[pri-mon-i-tawr-ee, -tohr-ee]


giving premonition; serving to warn beforehand.

Origin of premonitory

From the Late Latin word praemonitōrius, dating back to 1640–50. See pre-, monitory Unabridged Based on the Random House Unabridged Dictionary, © Random House, Inc. 2019

Examples from the Web for premonitory

Contemporary Examples of premonitory

  • At this moment a faint chill, like the first premonitory symptom of an illness, falls upon Jones.

    The Daily Beast logo
    Hagel's Orwell Moment on India

    David Frum

    February 26, 2013

Historical Examples of premonitory

  • "These are only premonitory symptoms, after all," said Barrington, laughing.


    Charles James Lever

  • Hence the importance of a knowledge of this premonitory symptom.

    The Physical Life of Woman:

    Dr. George H Napheys

  • Premonitory signs of this change of front were soon visible at Berlin.

  • Without even a premonitory shout a pony bolted for us, from their huddle.

    Desert Dust

    Edwin L. Sabin

  • There is a kind of premonitory apology implied in my saying this, I am aware.

    Who Was She?

    Bayard Taylor

Word Origin and History for premonitory

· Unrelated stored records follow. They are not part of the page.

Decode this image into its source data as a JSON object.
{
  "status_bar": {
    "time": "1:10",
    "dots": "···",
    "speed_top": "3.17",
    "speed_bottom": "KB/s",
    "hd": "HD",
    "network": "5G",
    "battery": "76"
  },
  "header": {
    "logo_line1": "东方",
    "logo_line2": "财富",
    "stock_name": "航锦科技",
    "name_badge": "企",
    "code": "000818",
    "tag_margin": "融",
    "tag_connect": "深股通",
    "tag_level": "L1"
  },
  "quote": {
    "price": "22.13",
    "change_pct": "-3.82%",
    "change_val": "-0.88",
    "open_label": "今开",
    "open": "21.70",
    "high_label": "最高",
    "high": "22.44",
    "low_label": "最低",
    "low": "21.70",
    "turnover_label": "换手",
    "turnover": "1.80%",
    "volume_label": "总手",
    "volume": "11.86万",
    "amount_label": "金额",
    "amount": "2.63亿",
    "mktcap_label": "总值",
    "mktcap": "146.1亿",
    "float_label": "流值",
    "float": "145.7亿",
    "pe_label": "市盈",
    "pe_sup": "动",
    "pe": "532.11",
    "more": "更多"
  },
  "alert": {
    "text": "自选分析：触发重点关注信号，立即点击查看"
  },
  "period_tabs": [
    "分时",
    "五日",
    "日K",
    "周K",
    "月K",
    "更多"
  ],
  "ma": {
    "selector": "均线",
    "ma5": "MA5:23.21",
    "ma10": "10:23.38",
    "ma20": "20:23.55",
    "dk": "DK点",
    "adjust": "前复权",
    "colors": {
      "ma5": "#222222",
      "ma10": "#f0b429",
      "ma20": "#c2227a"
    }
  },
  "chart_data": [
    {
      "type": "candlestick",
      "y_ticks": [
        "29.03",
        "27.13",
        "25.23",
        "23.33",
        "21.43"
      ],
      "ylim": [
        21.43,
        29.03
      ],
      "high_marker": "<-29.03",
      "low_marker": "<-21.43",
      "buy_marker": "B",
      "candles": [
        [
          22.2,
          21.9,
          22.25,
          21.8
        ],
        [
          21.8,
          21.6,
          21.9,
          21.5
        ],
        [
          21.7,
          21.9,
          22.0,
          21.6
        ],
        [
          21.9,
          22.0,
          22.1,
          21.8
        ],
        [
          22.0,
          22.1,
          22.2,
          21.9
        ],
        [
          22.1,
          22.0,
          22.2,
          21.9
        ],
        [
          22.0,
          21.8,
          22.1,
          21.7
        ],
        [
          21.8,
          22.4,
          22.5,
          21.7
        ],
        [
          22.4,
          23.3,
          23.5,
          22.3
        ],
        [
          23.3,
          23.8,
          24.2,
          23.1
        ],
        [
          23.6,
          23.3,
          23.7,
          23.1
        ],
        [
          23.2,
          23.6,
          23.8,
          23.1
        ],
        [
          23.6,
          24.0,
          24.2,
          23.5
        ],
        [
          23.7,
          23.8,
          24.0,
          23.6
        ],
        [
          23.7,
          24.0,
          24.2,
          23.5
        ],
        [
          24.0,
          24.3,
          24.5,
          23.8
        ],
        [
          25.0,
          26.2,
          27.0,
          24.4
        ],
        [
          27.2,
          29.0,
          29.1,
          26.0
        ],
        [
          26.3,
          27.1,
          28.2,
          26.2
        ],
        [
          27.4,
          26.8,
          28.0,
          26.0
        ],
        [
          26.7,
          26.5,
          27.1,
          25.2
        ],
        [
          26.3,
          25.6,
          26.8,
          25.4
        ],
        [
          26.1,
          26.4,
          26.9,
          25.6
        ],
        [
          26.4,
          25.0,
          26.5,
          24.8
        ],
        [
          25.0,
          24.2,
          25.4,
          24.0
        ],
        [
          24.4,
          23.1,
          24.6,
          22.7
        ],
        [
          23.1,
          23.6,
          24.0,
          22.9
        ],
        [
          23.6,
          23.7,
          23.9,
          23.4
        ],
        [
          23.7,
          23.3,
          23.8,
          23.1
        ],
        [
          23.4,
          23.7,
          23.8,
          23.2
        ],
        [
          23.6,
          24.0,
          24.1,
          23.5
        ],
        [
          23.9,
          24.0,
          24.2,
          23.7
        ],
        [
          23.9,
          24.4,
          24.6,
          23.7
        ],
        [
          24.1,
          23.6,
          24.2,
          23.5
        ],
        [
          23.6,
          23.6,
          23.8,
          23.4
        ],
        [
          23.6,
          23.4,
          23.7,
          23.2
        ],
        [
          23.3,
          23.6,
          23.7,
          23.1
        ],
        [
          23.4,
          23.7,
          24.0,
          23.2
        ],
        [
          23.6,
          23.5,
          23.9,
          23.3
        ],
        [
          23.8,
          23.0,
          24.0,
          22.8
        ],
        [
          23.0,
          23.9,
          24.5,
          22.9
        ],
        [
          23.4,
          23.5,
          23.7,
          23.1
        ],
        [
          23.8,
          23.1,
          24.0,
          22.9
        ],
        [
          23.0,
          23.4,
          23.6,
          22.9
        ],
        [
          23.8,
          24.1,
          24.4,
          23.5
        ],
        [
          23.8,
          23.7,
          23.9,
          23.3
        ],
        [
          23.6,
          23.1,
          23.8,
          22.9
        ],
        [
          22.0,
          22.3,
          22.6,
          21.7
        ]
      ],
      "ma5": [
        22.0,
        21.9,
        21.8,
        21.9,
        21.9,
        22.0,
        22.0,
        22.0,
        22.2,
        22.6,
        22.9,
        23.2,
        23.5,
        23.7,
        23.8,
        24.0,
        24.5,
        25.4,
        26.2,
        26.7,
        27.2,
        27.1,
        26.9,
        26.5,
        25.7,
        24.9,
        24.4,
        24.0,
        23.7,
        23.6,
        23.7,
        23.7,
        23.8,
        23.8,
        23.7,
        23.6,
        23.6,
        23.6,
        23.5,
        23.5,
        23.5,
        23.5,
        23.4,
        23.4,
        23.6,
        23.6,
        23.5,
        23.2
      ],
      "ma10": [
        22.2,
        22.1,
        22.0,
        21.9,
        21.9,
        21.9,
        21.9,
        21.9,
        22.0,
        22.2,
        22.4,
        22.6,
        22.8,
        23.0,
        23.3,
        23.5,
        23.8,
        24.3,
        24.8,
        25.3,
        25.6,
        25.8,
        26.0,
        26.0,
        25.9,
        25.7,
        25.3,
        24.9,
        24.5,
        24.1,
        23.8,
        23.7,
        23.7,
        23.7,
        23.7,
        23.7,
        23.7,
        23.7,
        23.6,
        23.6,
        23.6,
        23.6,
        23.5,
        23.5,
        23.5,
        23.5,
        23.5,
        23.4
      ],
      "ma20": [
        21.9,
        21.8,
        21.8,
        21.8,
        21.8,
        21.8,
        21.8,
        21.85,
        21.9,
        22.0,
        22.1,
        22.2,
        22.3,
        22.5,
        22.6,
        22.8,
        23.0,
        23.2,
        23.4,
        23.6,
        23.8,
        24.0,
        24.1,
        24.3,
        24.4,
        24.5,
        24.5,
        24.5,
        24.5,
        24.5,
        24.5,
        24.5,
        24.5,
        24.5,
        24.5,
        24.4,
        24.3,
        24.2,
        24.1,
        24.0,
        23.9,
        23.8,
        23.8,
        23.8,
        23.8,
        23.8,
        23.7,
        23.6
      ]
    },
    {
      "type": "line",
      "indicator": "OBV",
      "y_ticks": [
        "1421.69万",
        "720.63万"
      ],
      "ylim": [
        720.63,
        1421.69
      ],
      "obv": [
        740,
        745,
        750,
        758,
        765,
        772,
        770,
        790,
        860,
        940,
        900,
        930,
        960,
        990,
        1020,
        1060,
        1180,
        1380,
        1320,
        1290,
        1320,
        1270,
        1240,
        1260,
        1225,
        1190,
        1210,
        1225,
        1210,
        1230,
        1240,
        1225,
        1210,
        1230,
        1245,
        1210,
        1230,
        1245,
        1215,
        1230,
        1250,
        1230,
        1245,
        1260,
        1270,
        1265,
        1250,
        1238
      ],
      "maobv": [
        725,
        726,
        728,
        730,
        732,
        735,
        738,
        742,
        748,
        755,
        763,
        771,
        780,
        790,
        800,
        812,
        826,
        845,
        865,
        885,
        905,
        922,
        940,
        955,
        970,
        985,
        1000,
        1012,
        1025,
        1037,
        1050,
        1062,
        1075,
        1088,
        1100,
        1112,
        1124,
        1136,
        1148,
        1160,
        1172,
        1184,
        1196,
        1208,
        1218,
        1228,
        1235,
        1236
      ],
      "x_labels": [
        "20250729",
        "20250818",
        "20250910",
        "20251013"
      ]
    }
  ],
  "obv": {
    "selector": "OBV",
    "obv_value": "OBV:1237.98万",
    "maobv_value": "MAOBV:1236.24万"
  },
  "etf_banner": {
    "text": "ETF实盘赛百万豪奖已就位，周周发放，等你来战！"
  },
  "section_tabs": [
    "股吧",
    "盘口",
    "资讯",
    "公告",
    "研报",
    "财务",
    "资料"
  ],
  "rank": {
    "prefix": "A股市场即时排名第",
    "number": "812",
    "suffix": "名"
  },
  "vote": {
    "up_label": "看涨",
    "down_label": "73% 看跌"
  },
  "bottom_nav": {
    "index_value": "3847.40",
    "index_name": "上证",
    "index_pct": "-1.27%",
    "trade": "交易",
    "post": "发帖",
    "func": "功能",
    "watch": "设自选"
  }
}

1640s, from Late Latin praemonitorius, from praemonitor, agent noun from stem of praemonere (see premonition).

Online Etymology Dictionary, © 2010 Douglas Harper